State Representative Angelica Rubio, a Democrat from the southern city of Las Cruces, introduced this bill in the House back in January. Here’s the text of the bill in PDF form courtesy of the New Mexico legislature’s website.

In February, HB 287 was reviewed by two House committees, both of which voted favorably to forward the bill to the House floor. Now, on March 4, it was item 2 of the House of Representative’s daily calendar, meaning the full legislative body was set to debate its content and bring it to a vote.

The capitol building is the people’s house. It’s a public place. We’re all allowed to go inside, wander the halls, speak to our representatives and senators in or around their offices, attend committee meetings, offer public comments at the appointed times, and sit in the galleries overlooking the Senate and House floors.

And yet the building is so monumental, and the processes so formal, that it can feel intimidating to show up and watch for ourselves how our representatives our representing us. In years past it’s never even occurred to me to try.

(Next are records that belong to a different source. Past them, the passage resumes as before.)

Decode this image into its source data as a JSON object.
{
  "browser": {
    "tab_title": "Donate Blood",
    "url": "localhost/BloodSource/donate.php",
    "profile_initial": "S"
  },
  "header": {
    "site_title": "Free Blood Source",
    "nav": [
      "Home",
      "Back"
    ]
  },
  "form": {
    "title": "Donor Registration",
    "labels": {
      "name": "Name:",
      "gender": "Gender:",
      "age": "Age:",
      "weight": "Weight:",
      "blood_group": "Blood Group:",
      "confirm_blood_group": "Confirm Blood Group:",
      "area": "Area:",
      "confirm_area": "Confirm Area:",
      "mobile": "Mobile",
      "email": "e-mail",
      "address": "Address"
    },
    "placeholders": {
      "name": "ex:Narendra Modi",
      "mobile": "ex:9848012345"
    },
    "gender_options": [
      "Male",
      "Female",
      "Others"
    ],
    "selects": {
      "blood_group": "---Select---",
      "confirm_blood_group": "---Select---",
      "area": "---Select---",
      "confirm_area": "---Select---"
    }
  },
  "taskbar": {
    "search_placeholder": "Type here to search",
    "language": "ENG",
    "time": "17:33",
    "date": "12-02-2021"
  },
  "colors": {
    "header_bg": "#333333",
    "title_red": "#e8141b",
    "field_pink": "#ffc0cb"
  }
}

This seemed like a perfect opportunity for me to show up. For HB 287, rather than just read about how the House voted in the paper the next day, I could walk into the capitol and witness our representatives’ discussions in person.

Here are some photos I took as I made my way into the Roundhouse for the first time yesterday, explored its central rotunda, peeked into the Senate chambers, and took a seat in the gallery overlooking the House floor just before they were scheduled to return from recess at 11am.